Jobs Minister Mary Mitchell O'Connor has said she will make "no apology" for suggesting that returning emigrants should be able to avail of a lower tax rate.
The minister, whose performance was heavily criticised by party colleagues at a private meeting on Wednesday, said she was working hard to create jobs for regional Ireland.
The Dun Laoghaire TD denied reports colleagues "tore strips" off her after she gave a Budget presentation to Fine Gael TDs and Senators.
"It's difficult enough to tear strips off me," she said, adding that reports were "exaggerated".
Sources told the Irish Independent that Ms Mitchell O'Connor came under fire from her party colleagues for the Government's response to Brexit and her own jobs strategy.
Sligo TD Tony McLoughlin and Clare TD Joe Carey engaged in what witnesses described as "fiery and frank". It is claimed the minister "struggled with the detail" of her presentation.
Asked about the meeting on Kildare FM, Ms Mitchell O'Connor said: "It's a private meeting. Often the reports are quite exaggerated.
"I do understand TDs, I do understand my Oireachtas' members, they want to make sure that jobs land in their constituencies.
"Obviously it has been very difficult. It is improving. We've had more jobs created outside Dublin this year through IDA and agencies than in Dublin," she said.
The minister also denied getting annoyed with TDs, saying: "I don't get cranky."
Ms Mitchell O'Connor was also criticised for trying to leave the meeting early, but explained she was scheduled to meet to met a group of Chinese investors who have created jobs in Dublin, Galway and Athlone. "I was heading to a meeting for seven o'clock. It's very rude to turn up at a Chinese meeting late. It's not like going to an Irish meeting," she said.

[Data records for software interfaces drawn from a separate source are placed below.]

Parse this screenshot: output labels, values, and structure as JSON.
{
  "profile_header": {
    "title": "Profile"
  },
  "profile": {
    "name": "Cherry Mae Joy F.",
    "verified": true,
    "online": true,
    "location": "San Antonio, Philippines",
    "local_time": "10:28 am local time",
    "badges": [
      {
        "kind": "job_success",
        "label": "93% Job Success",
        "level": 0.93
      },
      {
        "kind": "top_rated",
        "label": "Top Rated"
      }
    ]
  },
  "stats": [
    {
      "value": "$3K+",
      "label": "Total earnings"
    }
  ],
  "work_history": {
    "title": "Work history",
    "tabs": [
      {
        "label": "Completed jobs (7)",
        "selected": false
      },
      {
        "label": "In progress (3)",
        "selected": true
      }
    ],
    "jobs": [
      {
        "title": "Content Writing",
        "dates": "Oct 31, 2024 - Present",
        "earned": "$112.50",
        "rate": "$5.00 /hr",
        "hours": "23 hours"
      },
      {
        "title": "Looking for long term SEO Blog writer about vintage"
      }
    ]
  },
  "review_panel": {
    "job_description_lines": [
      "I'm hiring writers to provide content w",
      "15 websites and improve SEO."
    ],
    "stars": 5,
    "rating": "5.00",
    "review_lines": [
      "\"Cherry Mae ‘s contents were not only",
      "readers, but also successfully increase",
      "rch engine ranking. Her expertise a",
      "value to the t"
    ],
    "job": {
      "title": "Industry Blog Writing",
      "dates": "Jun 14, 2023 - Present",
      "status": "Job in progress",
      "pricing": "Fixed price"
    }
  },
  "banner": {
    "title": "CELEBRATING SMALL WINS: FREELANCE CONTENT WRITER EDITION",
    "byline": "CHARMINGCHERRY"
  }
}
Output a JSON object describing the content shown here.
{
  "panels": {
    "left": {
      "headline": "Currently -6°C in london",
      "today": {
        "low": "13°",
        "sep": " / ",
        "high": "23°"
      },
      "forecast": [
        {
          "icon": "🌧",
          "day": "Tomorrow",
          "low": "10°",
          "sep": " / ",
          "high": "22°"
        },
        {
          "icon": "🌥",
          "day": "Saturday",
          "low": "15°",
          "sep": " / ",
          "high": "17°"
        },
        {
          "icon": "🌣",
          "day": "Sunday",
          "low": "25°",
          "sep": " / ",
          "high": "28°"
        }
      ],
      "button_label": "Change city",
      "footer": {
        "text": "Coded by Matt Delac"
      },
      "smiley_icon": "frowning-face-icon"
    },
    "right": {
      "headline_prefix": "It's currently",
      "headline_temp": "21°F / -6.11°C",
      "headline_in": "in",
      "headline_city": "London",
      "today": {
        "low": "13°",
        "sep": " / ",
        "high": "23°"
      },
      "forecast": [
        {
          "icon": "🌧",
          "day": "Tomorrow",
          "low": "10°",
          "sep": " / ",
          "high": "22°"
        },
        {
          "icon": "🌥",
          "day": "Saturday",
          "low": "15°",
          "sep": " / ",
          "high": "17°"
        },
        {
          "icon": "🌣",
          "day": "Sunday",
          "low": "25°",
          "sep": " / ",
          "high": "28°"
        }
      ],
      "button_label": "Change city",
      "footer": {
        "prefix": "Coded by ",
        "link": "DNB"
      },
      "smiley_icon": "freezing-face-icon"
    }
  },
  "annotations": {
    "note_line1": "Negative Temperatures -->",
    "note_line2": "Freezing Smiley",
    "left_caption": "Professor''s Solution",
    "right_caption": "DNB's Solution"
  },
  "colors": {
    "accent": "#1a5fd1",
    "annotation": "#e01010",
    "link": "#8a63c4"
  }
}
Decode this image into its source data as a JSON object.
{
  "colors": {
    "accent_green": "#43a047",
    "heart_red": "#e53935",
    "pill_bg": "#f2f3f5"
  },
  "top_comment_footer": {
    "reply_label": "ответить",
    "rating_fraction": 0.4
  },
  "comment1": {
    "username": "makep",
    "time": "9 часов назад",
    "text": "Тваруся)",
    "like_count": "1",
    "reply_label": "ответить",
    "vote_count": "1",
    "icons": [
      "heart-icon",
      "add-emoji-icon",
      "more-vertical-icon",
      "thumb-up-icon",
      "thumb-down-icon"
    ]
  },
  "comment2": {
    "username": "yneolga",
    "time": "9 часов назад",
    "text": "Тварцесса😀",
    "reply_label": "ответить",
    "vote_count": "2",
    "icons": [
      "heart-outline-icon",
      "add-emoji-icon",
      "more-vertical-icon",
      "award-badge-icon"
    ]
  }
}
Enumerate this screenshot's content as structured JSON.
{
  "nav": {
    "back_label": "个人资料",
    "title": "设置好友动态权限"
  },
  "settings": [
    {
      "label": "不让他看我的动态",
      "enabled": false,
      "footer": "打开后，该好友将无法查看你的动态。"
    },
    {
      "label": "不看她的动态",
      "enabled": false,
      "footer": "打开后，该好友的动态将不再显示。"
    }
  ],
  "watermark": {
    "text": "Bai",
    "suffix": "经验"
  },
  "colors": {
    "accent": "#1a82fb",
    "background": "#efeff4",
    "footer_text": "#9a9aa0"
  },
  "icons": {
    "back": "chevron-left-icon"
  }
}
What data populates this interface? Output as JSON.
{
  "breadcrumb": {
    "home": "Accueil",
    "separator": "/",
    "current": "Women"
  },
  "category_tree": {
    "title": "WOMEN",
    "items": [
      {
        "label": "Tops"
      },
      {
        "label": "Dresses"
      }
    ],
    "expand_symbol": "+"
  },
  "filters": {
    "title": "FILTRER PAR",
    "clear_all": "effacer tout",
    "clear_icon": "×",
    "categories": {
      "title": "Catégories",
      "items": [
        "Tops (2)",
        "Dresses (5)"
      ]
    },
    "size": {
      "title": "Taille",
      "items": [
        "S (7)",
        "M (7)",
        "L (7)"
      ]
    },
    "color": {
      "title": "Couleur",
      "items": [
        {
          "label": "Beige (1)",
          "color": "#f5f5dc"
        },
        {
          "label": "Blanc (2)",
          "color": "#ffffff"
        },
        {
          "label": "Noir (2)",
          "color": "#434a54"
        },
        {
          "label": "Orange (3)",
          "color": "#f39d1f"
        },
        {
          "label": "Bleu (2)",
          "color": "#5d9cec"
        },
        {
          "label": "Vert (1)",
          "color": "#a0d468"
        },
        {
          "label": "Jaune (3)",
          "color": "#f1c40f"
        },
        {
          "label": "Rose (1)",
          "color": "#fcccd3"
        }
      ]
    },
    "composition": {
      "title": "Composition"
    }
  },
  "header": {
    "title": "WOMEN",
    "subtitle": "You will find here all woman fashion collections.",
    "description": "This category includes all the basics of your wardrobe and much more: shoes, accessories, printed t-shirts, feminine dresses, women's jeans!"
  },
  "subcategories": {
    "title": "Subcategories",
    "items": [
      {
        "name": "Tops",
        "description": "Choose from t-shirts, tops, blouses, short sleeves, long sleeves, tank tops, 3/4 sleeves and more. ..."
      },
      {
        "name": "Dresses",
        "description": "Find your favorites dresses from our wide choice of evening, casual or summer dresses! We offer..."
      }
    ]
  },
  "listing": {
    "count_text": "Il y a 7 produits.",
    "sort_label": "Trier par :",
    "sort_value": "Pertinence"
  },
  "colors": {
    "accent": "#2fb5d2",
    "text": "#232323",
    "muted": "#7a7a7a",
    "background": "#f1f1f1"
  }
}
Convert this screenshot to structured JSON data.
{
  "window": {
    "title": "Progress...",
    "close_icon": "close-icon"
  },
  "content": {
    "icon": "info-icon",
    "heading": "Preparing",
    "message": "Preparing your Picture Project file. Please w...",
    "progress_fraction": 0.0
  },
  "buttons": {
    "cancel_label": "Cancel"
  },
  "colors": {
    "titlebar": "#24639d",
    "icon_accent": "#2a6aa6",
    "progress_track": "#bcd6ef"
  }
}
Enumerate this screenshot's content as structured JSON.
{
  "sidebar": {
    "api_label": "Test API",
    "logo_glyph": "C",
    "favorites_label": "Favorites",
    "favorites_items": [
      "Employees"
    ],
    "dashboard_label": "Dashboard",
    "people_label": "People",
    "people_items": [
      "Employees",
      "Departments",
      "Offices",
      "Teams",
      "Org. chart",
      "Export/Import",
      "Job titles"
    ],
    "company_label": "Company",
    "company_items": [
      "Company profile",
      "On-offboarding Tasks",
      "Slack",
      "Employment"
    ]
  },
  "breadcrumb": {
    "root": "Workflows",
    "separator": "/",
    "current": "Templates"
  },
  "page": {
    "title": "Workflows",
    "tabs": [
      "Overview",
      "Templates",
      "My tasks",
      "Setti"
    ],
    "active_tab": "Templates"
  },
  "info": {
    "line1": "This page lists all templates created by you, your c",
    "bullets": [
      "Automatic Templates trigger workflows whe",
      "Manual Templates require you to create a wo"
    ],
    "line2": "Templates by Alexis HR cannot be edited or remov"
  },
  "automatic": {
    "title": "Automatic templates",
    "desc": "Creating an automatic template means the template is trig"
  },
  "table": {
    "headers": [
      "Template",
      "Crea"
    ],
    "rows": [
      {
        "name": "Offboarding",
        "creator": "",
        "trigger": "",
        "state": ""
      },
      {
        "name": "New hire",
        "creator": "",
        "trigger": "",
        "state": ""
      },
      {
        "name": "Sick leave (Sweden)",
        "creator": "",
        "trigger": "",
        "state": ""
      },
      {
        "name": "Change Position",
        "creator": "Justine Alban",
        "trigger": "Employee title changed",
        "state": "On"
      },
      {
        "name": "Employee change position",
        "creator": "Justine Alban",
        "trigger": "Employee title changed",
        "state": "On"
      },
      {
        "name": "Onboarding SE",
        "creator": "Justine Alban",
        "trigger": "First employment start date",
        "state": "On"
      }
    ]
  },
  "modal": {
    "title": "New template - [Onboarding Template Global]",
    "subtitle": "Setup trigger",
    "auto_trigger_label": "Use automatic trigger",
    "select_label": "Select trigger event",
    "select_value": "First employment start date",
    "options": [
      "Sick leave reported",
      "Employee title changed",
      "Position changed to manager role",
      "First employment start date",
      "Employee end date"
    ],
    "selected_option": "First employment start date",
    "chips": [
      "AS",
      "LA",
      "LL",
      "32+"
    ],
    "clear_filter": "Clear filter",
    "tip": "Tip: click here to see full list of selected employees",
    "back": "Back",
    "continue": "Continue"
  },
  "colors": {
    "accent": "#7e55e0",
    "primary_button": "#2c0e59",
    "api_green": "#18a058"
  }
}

The row comes after Taoiseach Enda Kenny publicly shot down a proposal made by Ms Mitchell O'Connor for a special tax rate for returning emigrants.
However, she defended the idea, saying: "I don't make any apology for it. A lot of our emigrants went through college but because of the downturn and what happened they left but many would like to return to Ireland."